Finally, I believe the live music industry, in particular, is thriving but in a volatile 21st century, external and environmental factors could quickly and easily stifle consumers’ access to live music.
We’re challenged with building a system robust enough to withstand this volatility and uncertainty, because live music has always been, and should always be open and affordable to everyone.
Samantha Kariyawasam, Sony Music
My role at Sony requires me to focus solely on Hip-Hop, R&B and Korean artists.
At present, outside of streaming platforms, there are very few media outlets that will recognise my artists without a tokenistic approach – whether it be radio, online, TV etc.
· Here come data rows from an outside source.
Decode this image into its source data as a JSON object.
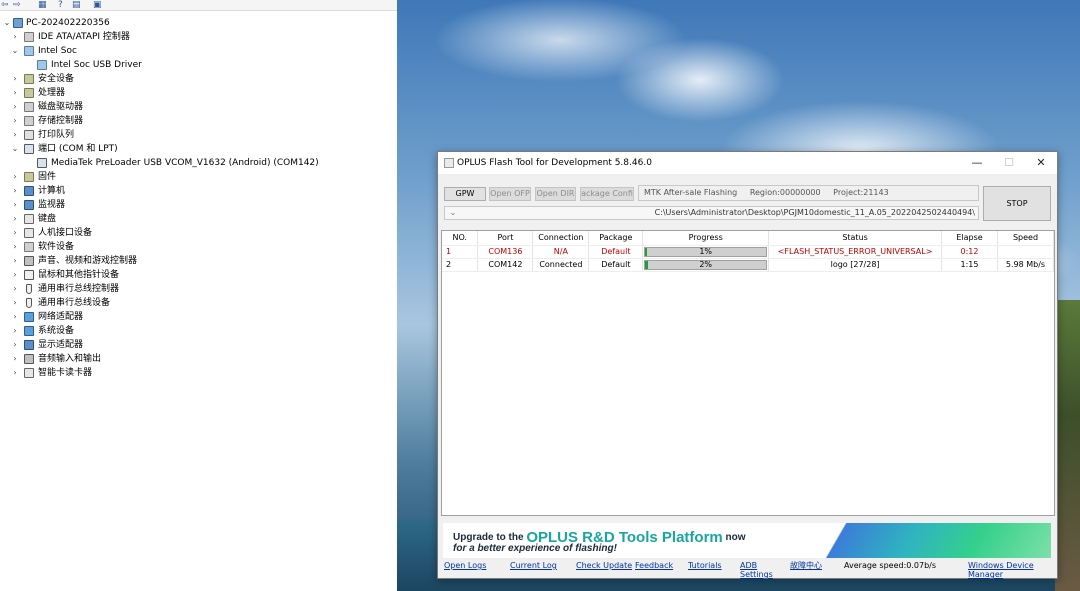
{
  "device_manager": {
    "toolbar": {
      "back": "⇦",
      "forward": "⇨",
      "view_a": "▦",
      "help": "?",
      "view_b": "▤",
      "monitor": "▣"
    },
    "tree": [
      {
        "label": "PC-202402220356",
        "icon": "computer-icon",
        "expanded": true
      },
      {
        "label": "IDE ATA/ATAPI 控制器",
        "icon": "ide-icon"
      },
      {
        "label": "Intel Soc",
        "icon": "usb-icon",
        "expanded": true
      },
      {
        "label": "Intel Soc USB Driver",
        "icon": "usb-driver-icon"
      },
      {
        "label": "安全设备",
        "icon": "security-device-icon"
      },
      {
        "label": "处理器",
        "icon": "processor-icon"
      },
      {
        "label": "磁盘驱动器",
        "icon": "disk-icon"
      },
      {
        "label": "存储控制器",
        "icon": "storage-controller-icon"
      },
      {
        "label": "打印队列",
        "icon": "printer-icon"
      },
      {
        "label": "端口 (COM 和 LPT)",
        "icon": "port-icon",
        "expanded": true
      },
      {
        "label": "MediaTek PreLoader USB VCOM_V1632 (Android) (COM142)",
        "icon": "port-device-icon"
      },
      {
        "label": "固件",
        "icon": "firmware-icon"
      },
      {
        "label": "计算机",
        "icon": "computer-icon"
      },
      {
        "label": "监视器",
        "icon": "monitor-icon"
      },
      {
        "label": "键盘",
        "icon": "keyboard-icon"
      },
      {
        "label": "人机接口设备",
        "icon": "hid-icon"
      },
      {
        "label": "软件设备",
        "icon": "software-device-icon"
      },
      {
        "label": "声音、视频和游戏控制器",
        "icon": "sound-icon"
      },
      {
        "label": "鼠标和其他指针设备",
        "icon": "mouse-icon"
      },
      {
        "label": "通用串行总线控制器",
        "icon": "usb-controller-icon"
      },
      {
        "label": "通用串行总线设备",
        "icon": "usb-device-icon"
      },
      {
        "label": "网络适配器",
        "icon": "network-adapter-icon"
      },
      {
        "label": "系统设备",
        "icon": "system-device-icon"
      },
      {
        "label": "显示适配器",
        "icon": "display-adapter-icon"
      },
      {
        "label": "音频输入和输出",
        "icon": "audio-io-icon"
      },
      {
        "label": "智能卡读卡器",
        "icon": "smartcard-reader-icon"
      }
    ]
  },
  "flash_tool": {
    "title": "OPLUS Flash Tool for Development 5.8.46.0",
    "window_controls": {
      "minimize": "—",
      "maximize": "☐",
      "close": "✕"
    },
    "buttons": {
      "gpw": "GPW",
      "open_ofp": "Open OFP",
      "open_dir": "Open DIR",
      "package_config": "ackage Confi",
      "stop": "STOP"
    },
    "info": {
      "mode": "MTK After-sale Flashing",
      "region": "Region:00000000",
      "project": "Project:21143"
    },
    "path": "C:\\Users\\Administrator\\Desktop\\PGJM10domestic_11_A.05_2022042502440494\\",
    "table": {
      "headers": [
        "NO.",
        "Port",
        "Connection",
        "Package",
        "Progress",
        "Status",
        "Elapse",
        "Speed"
      ],
      "rows": [
        {
          "no": "1",
          "port": "COM136",
          "connection": "N/A",
          "package": "Default",
          "progress_label": "1%",
          "progress": 1,
          "status": "<FLASH_STATUS_ERROR_UNIVERSAL>",
          "elapse": "0:12",
          "speed": "",
          "error": true
        },
        {
          "no": "2",
          "port": "COM142",
          "connection": "Connected",
          "package": "Default",
          "progress_label": "2%",
          "progress": 2,
          "status": "logo [27/28]",
          "elapse": "1:15",
          "speed": "5.98 Mb/s",
          "error": false
        }
      ]
    },
    "banner": {
      "prefix": "Upgrade to the ",
      "brand": "OPLUS R&D Tools Platform",
      "suffix": " now",
      "line2": "for a better experience of flashing!"
    },
    "footer": {
      "open_logs": "Open Logs",
      "current_log": "Current Log",
      "check_update": "Check Update",
      "feedback": "Feedback",
      "tutorials": "Tutorials",
      "adb_settings": "ADB Settings",
      "fault_center": "故障中心",
      "average_speed": "Average speed:0.07b/s",
      "windows_device_manager": "Windows Device Manager"
    },
    "colors": {
      "progress_fill": "#1e9f3a",
      "error_text": "#c00000",
      "brand_text": "#1aa6a0",
      "link": "#0033a0"
    }
  }
}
I am absolutely living for the new social platforms popping up that are introducing the younger generation to songs that might not otherwise be getting playlisting or airplay. I’m excited to see the industry try and keep up with what the kids are into to further the reach of artists!
The workforce in Australia’s music industry doesn’t presently reflect Australia’s multicultural population. It’s important labels, agencies, and promoters make an active effort to be more inclusive as the new crop of talent from diverse backgrounds need to see themselves reflected within the teams they’re working with.
Will Blackburn, Universal Music / BRING
From an agency perspective, one of the biggest challenges are brands that badge artist culture – but do not contribute to the conversation.
But this also presents an opportunity for agencies like BRING to consider new creative approaches to artist and brand marketing which benefits everyone.
This industry is also challenged by brands’ desire for immediate reach over artist relevance. Too often we see artists boiled down simply to their social and streaming numbers by marketers, instead of considering the benefits of a long-sighted, nurtured partnership which may take a bit more time, but will pay off ten-fold for brands later down the track.
A huge opportunity in my work is to better educate brands on the importance of investing in an artist for the long run, not just a flash in the pan once they’re hot.